Out Among the Stars was Merle Haggard’s second album release of 1986. It was arguably the least successful album of his Epic years, and holds the dubious distinction of being only one of two albums from that era (the other being 1985’s live album Amber Waves of Grain) that failed to produce any Top 10 hits.
Readers who have been following our coverage this month will have noticed a shift in Merle’s sound; this phase of his career was very heavy on ballads and he’d begun to incorporate more jazz elements and instrumentation — including saxophone and horns — into his music. Out Among the Stars is largely a (temporary) reversal of that trend, for the simple reason that the majority of the tracks had been recorded several years earlier while Haggard was signed to MCA. Apparently CBS (then the parent company of Epic Records) was concerned that Merle’s former label would begin mining their vaults and releasing singles which would then be in direct competition with his current output for radio airplay. As a pre-emptive move, CBS bought the rights to several of Merle’s unreleased MCA recordings. Songs purchased from that arrangement make up the majority of the tracks on Out Among the Stars; only three tunes — the title track, “The Show’s Almost Over” and a remake of the old David Houston hit “Almost Persuaded” — were new recordings for this project.
Out Among the Stars is the product of no less than five producers, including Merle himself, and it comes as no surprise that an album comprised mostly of outtakes from recording sessions over a long period of time, is a somewhat incohesive and uneven affair. CBS’ concerns about competition from these tracks seems largely unfounded; while none of them are bad, they are in no way in the same league as Haggard’s best output, and that is likely the reason they had shelved in the first place.
The title track was the first of the album’s two singles. Written by Adam Mitchell, it was somewhat of a departure for Haggard. The production was more contemporary for the era, relying more on keyboards and vocal choruses and less on the Telecaster, fiddle and steel. The story of an angry and economically disadvantaged young man who dies during a botched robbery attempt may have been too heavy for radio; it peaked at #21, becoming one of a very few Haggard singles that did not at least crack the Top 20. The production is bit dated today, but sadly the lyrics sound as though they could have been ripped from today’s headlines. The second single fared even worse. “Almost Persuaded” had been a monster hit for David Houston twenty years earlier. Its co-writer and original producer Billy Sherrill also produced the Haggard version. Merle does a great job with the song, but the song had been recorded by many people over the years, and it seems like a strange choice for a single. However, one does have to bear in mind that during the New Traditionalist era, many old chestnuts were dusted off and presented to a new generation of fans by current artists. However, “Almost Persuaded” still has a dated countrypolitan feel to it, particularly with the strings near the end of the song. Radio didn’t embrace it and died at #58.

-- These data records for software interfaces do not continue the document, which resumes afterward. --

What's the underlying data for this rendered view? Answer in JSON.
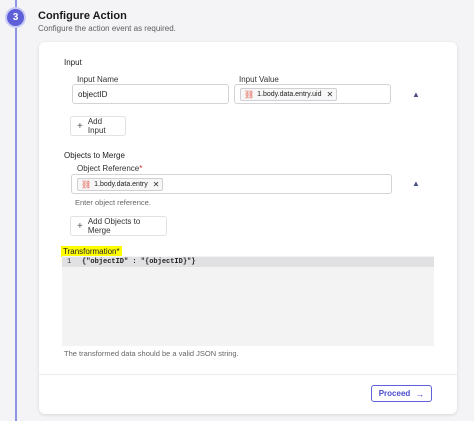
{
  "step": {
    "number": "3",
    "title": "Configure Action",
    "subtitle": "Configure the action event as required."
  },
  "input_section": {
    "title": "Input",
    "name_label": "Input Name",
    "value_label": "Input Value",
    "name_value": "objectID",
    "value_chip": "1.body.data.entry.uid",
    "add_label": "Add Input"
  },
  "merge_section": {
    "title": "Objects to Merge",
    "reference_label": "Object Reference",
    "reference_chip": "1.body.data.entry",
    "help": "Enter object reference.",
    "add_label": "Add Objects to Merge"
  },
  "transformation": {
    "label": "Transformation",
    "line_number": "1",
    "code": "{\"objectID\" : \"{objectID}\"}",
    "help": "The transformed data should be a valid JSON string."
  },
  "proceed_label": "Proceed",
  "colors": {
    "accent": "#5f5fd8",
    "highlight": "#ffff00",
    "required": "#d32f2f"
  }
}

The rest of the album is a rather mixed bag. It’s pretty easy to pick out to identify the old MCA recordings,like “Love Keeps Hanging On”, “Why Can’t I Cry” and “Love Don’t Hurt Every Time” which have a “Red Bandana” or “My Own Kind of Hat” feel to them — particularly on the electric guitar solos. They are all pleasant to listen to but not particularly memorable. The exceptions are a Dixieland jazz version of “Pennies from Heaven”, “Bleachers” – a Haggard composition about an aging athlete ready to step out of the spotlight — and “Tell Me Something Bad About Tulsa”, a Red Lane composition that would later be recorded by Merle’s son Noel, and which would go on to become an almost Top 10 hit (peaking at #11) for George Strait in 2003.
The material on Out Among the Stars may not be among Merle’s best, but every Haggard album is precious, particularly in the wake of his recent death. The album has largely been forgotten so it presents a good opportunity for many fans to hear something “new” from Merle while he was still in peak vocal form.